Adolescence — As teens transition from paediatric to adult care, they may experience health difficulties while striving for independence, extending their social networks, and taking on greater responsibility for managing their health care. Adolescents with CHD may experience social difficulties, become angry, rebellious, or frustrated, or have body image issues in response. They may also engage in harmful habits or fail to adhere to health guidelines.
Adulthood — During adulthood, there may be new or worsening heart symptoms, recurrent surgeries or other cardiac treatments, and CHD can have an impact on income, job, insurance, and family planning possibilities. Adults with CHD may struggle with interpersonal connections, further education, or work as a result. They may also have difficulty taking care of their own health and grow concerned about death and dying.

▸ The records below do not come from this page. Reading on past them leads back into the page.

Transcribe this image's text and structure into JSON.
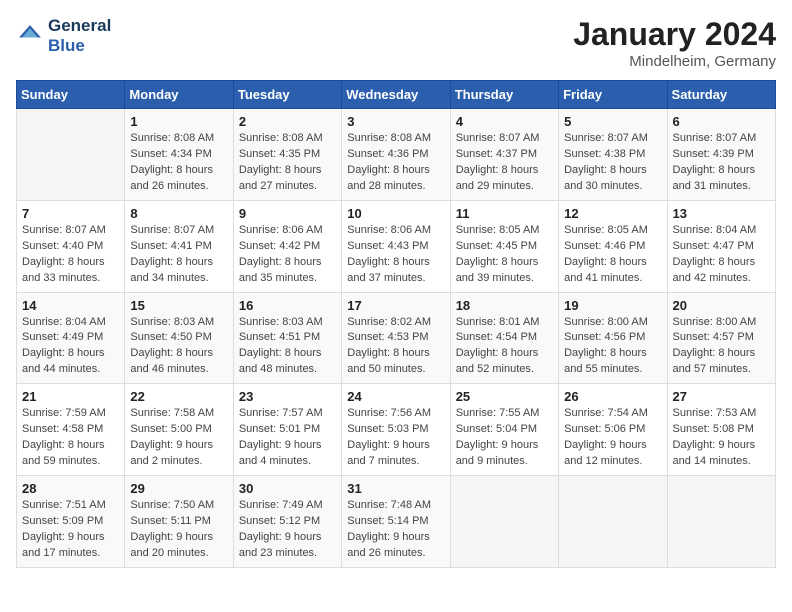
{
  "header": {
    "logo_line1": "General",
    "logo_line2": "Blue",
    "title": "January 2024",
    "subtitle": "Mindelheim, Germany"
  },
  "columns": [
    "Sunday",
    "Monday",
    "Tuesday",
    "Wednesday",
    "Thursday",
    "Friday",
    "Saturday"
  ],
  "weeks": [
    [
      {
        "day": "",
        "sunrise": "",
        "sunset": "",
        "daylight": ""
      },
      {
        "day": "1",
        "sunrise": "Sunrise: 8:08 AM",
        "sunset": "Sunset: 4:34 PM",
        "daylight": "Daylight: 8 hours and 26 minutes."
      },
      {
        "day": "2",
        "sunrise": "Sunrise: 8:08 AM",
        "sunset": "Sunset: 4:35 PM",
        "daylight": "Daylight: 8 hours and 27 minutes."
      },
      {
        "day": "3",
        "sunrise": "Sunrise: 8:08 AM",
        "sunset": "Sunset: 4:36 PM",
        "daylight": "Daylight: 8 hours and 28 minutes."
      },
      {
        "day": "4",
        "sunrise": "Sunrise: 8:07 AM",
        "sunset": "Sunset: 4:37 PM",
        "daylight": "Daylight: 8 hours and 29 minutes."
      },
      {
        "day": "5",
        "sunrise": "Sunrise: 8:07 AM",
        "sunset": "Sunset: 4:38 PM",
        "daylight": "Daylight: 8 hours and 30 minutes."
      },
      {
        "day": "6",
        "sunrise": "Sunrise: 8:07 AM",
        "sunset": "Sunset: 4:39 PM",
        "daylight": "Daylight: 8 hours and 31 minutes."
      }
    ],
    [
      {
        "day": "7",
        "sunrise": "Sunrise: 8:07 AM",
        "sunset": "Sunset: 4:40 PM",
        "daylight": "Daylight: 8 hours and 33 minutes."
      },
      {
        "day": "8",
        "sunrise": "Sunrise: 8:07 AM",
        "sunset": "Sunset: 4:41 PM",
        "daylight": "Daylight: 8 hours and 34 minutes."
      },
      {
        "day": "9",
        "sunrise": "Sunrise: 8:06 AM",
        "sunset": "Sunset: 4:42 PM",
        "daylight": "Daylight: 8 hours and 35 minutes."
      },
      {
        "day": "10",
        "sunrise": "Sunrise: 8:06 AM",
        "sunset": "Sunset: 4:43 PM",
        "daylight": "Daylight: 8 hours and 37 minutes."
      },
      {
        "day": "11",
        "sunrise": "Sunrise: 8:05 AM",
        "sunset": "Sunset: 4:45 PM",
        "daylight": "Daylight: 8 hours and 39 minutes."
      },
      {
        "day": "12",
        "sunrise": "Sunrise: 8:05 AM",
        "sunset": "Sunset: 4:46 PM",
        "daylight": "Daylight: 8 hours and 41 minutes."
      },
      {
        "day": "13",
        "sunrise": "Sunrise: 8:04 AM",
        "sunset": "Sunset: 4:47 PM",
        "daylight": "Daylight: 8 hours and 42 minutes."
      }
    ],
    [
      {
        "day": "14",
        "sunrise": "Sunrise: 8:04 AM",
        "sunset": "Sunset: 4:49 PM",
        "daylight": "Daylight: 8 hours and 44 minutes."
      },
      {
        "day": "15",
        "sunrise": "Sunrise: 8:03 AM",
        "sunset": "Sunset: 4:50 PM",
        "daylight": "Daylight: 8 hours and 46 minutes."
      },
      {
        "day": "16",
        "sunrise": "Sunrise: 8:03 AM",
        "sunset": "Sunset: 4:51 PM",
        "daylight": "Daylight: 8 hours and 48 minutes."
      },
      {
        "day": "17",
        "sunrise": "Sunrise: 8:02 AM",
        "sunset": "Sunset: 4:53 PM",
        "daylight": "Daylight: 8 hours and 50 minutes."
      },
      {
        "day": "18",
        "sunrise": "Sunrise: 8:01 AM",
        "sunset": "Sunset: 4:54 PM",
        "daylight": "Daylight: 8 hours and 52 minutes."
      },
      {
        "day": "19",
        "sunrise": "Sunrise: 8:00 AM",
        "sunset": "Sunset: 4:56 PM",
        "daylight": "Daylight: 8 hours and 55 minutes."
      },
      {
        "day": "20",
        "sunrise": "Sunrise: 8:00 AM",
        "sunset": "Sunset: 4:57 PM",
        "daylight": "Daylight: 8 hours and 57 minutes."
      }
    ],
    [
      {
        "day": "21",
        "sunrise": "Sunrise: 7:59 AM",
        "sunset": "Sunset: 4:58 PM",
        "daylight": "Daylight: 8 hours and 59 minutes."
      },
      {
        "day": "22",
        "sunrise": "Sunrise: 7:58 AM",
        "sunset": "Sunset: 5:00 PM",
        "daylight": "Daylight: 9 hours and 2 minutes."
      },
      {
        "day": "23",
        "sunrise": "Sunrise: 7:57 AM",
        "sunset": "Sunset: 5:01 PM",
        "daylight": "Daylight: 9 hours and 4 minutes."
      },
      {
        "day": "24",
        "sunrise": "Sunrise: 7:56 AM",
        "sunset": "Sunset: 5:03 PM",
        "daylight": "Daylight: 9 hours and 7 minutes."
      },
      {
        "day": "25",
        "sunrise": "Sunrise: 7:55 AM",
        "sunset": "Sunset: 5:04 PM",
        "daylight": "Daylight: 9 hours and 9 minutes."
      },
      {
        "day": "26",
        "sunrise": "Sunrise: 7:54 AM",
        "sunset": "Sunset: 5:06 PM",
        "daylight": "Daylight: 9 hours and 12 minutes."
      },
      {
        "day": "27",
        "sunrise": "Sunrise: 7:53 AM",
        "sunset": "Sunset: 5:08 PM",
        "daylight": "Daylight: 9 hours and 14 minutes."
      }
    ],
    [
      {
        "day": "28",
        "sunrise": "Sunrise: 7:51 AM",
        "sunset": "Sunset: 5:09 PM",
        "daylight": "Daylight: 9 hours and 17 minutes."
      },
      {
        "day": "29",
        "sunrise": "Sunrise: 7:50 AM",
        "sunset": "Sunset: 5:11 PM",
        "daylight": "Daylight: 9 hours and 20 minutes."
      },
      {
        "day": "30",
        "sunrise": "Sunrise: 7:49 AM",
        "sunset": "Sunset: 5:12 PM",
        "daylight": "Daylight: 9 hours and 23 minutes."
      },
      {
        "day": "31",
        "sunrise": "Sunrise: 7:48 AM",
        "sunset": "Sunset: 5:14 PM",
        "daylight": "Daylight: 9 hours and 26 minutes."
      },
      {
        "day": "",
        "sunrise": "",
        "sunset": "",
        "daylight": ""
      },
      {
        "day": "",
        "sunrise": "",
        "sunset": "",
        "daylight": ""
      },
      {
        "day": "",
        "sunrise": "",
        "sunset": "",
        "daylight": ""
      }
    ]
  ]
}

“It’s completely understandable to have a psychological reaction to living with a congenital heart defect. The condition presents numerous challenges throughout the lifespan and may include unexpected news — such as a person realizing they can no longer physically manage the demands of their job, or learning that there are significant risks to pregnancy,” said Kovacs. “Many people with CHD have tremendous resilience in the face of these challenges. At the same time, we want to normalize psychological reactions and increase the prevalence of care for psychological well-being to help people with CHD experience a full and healthy life.”
Approaches to mental health care, according to the statement, may include self-care strategies such as relaxation techniques and hospital-based or online support groups; psychotherapy such as talk therapies for individuals, couples, families, or groups; and medication therapy in which a medical team can determine appropriate, heart-safe medications for depression or anxiety.
The declaration strongly supports the inclusion of mental health practitioners in CHD specialised care teams. Integrated mental health care normalises emotional reactions to health issues, minimises stigma, promotes prompt access when health problems develop, and provides integrated care across the multidisciplinary health care team.
“The goal of this statement is to foster psychologically informed care that empowers people with CHD and their families and provides emotional support,” said Kovacs. “We would like mental health assessment and support to be part of comprehensive care for all people with CHD rather than a special service that is offered only in some places or special circumstances.”